4.) Analyzing and Interpreting Data- Students evaluate the the observations they made about all the plant models they have set up. They use their observations as evidence when the write daily reflections about the plant's growth to make comparisons between all the plants and start developing a sense of what plants need to grow, develop, and survive.
The Days 2-5 What Do Plants Really Need lesson lesson will correlate to other interdisciplinary areas. These Crosscutting Concepts include:
2.) Cause and Effect- Students continue investigating the effects of plant's growth when one a material typically used in growth is removed.
Disciplinary Core Ideas within this lesson include:
LS1.C Organization for Matter and Energy Flow in Organisms
LS2.A Interdependent Relationships in Ecosystems
Importance of Modeling to Develop Student
Responsibility, Accountability, and Independence
Depending upon the time of year, this lesson is taught, teachers should consider modeling how groups should work together; establish group norms for activities, class discussions, and partner talks. In addition, it is important to model think aloud strategies. This sets up students to be more expressive and develop thinking skills during an activity. The first half of the year, I model what group work and/or talks “look like and sound like.” I intervene the moment students are off task with reminders and redirecting. By the second and last half of the year, I am able to ask students, “Who can give of three reminders for group activities to be successful?” Who can tell us two reminders for partner talks?” Students take responsibility for becoming successful learners. Again before teaching this lesson, consider the time of year, it may be necessary to do a lot of front loading to get students to eventually become more independent and transition through the lessons in a timely manner.

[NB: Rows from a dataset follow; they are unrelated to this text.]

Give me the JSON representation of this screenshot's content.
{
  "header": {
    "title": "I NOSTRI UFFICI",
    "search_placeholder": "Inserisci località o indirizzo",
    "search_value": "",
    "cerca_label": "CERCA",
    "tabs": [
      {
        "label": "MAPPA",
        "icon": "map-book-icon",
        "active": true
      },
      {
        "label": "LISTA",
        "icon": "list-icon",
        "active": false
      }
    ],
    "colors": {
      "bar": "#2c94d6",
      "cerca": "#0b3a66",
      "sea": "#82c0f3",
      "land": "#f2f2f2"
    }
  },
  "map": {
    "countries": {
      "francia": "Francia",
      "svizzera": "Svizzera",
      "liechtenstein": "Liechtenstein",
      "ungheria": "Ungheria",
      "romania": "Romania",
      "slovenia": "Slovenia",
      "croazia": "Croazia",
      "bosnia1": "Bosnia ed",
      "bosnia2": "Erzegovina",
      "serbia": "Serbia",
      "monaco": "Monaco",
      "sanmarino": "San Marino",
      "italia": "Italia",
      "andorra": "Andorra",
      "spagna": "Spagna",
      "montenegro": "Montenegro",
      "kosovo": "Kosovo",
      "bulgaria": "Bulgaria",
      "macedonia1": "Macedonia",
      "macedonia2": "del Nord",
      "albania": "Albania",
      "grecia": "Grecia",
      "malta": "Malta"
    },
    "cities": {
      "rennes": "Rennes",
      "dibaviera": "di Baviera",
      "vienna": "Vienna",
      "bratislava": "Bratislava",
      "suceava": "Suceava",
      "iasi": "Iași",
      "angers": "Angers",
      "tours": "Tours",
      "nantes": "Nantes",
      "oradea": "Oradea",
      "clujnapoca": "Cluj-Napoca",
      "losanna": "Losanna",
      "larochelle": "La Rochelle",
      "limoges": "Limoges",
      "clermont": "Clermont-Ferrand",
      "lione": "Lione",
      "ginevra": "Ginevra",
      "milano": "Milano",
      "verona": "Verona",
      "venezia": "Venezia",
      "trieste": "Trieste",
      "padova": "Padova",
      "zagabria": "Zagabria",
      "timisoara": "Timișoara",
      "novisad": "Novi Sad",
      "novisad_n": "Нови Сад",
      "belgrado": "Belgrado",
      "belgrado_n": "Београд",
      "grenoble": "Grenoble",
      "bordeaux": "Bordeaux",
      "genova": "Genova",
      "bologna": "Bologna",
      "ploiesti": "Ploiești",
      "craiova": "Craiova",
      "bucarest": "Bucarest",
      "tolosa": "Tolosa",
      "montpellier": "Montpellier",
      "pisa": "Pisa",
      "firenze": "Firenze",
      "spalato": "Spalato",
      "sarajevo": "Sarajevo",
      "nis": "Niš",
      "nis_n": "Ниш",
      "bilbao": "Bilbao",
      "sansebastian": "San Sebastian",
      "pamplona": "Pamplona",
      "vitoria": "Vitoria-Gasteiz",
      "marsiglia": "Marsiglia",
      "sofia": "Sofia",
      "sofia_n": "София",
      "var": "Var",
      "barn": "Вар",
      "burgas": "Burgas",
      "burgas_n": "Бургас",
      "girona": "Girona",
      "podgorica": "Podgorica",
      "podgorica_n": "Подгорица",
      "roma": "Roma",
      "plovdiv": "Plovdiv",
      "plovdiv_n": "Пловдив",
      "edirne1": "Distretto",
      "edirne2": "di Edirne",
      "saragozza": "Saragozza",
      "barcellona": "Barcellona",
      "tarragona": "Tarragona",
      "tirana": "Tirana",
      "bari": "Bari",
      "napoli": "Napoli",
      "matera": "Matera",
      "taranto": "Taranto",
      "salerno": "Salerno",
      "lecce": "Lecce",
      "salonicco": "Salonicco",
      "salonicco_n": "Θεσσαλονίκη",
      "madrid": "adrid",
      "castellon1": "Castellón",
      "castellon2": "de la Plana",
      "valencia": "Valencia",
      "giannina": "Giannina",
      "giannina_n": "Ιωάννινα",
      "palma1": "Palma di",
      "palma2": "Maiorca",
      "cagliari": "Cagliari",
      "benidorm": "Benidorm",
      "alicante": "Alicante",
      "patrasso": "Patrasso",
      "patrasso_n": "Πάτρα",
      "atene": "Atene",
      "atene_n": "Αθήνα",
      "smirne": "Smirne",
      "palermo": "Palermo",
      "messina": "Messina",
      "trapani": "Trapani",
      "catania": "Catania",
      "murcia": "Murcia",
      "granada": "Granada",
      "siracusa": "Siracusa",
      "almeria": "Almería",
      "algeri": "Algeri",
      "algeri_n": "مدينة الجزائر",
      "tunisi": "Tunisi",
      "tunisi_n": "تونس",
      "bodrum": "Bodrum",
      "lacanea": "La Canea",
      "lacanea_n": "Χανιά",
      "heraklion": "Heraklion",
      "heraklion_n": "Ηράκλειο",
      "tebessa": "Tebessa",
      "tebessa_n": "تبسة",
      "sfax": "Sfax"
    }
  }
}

Every two to three days, I have my students observe each plant in the investigation to note changes and/or any new growth that has occurred. This gives the seeds time to germinate and sprout. Each day I have a student from each group water their plants that receive water. I remind them of their one plant whose independent variable is not receiving water.
Observing and Recording Data
I remind students they are using lab rats' roles to complete their observations and record data on their plants today. (These roles change each observation day.) The lab rats' director selects group members to retrieve their group's plants. Meanwhile, the materials manager, retrieves observation tools on a tray from the back supply table. When all materials are at their group, they begin their observations and data recording.
Students record all of their observations on their data table, which they previously set up in their interactive notebook. They are observing each plant's structures, color, and height. I tell them each time we make an observation, we are looking for new and/or changed structures on the plant, color appearances and changes, how tall the plant grows, and any other indications caused by the independent variable. I tell them to be attentive when they are observing and recording and explain it is important to pay attention to detail so the information / data can be as accurate as possible. Having accurate data provides stronger evidence when it comes time to supporting an argument or claim they are making about plants needs for growth.
The technician carefully monitors the measuring when it comes time to note the height of the plant's growth. The reporter shares their group's data with the class when we come together to discuss our findings.
Before leaving class on observation days, I have students write a brief reflection based on the observations they made that day. I ask them to think about the changes and new appearances on the plant and compare it to the control plant.
I want them to make comparisons between all the plants to start developing a sense of what plants need to grow, develop, and survive. These are collected and used a formative assessment.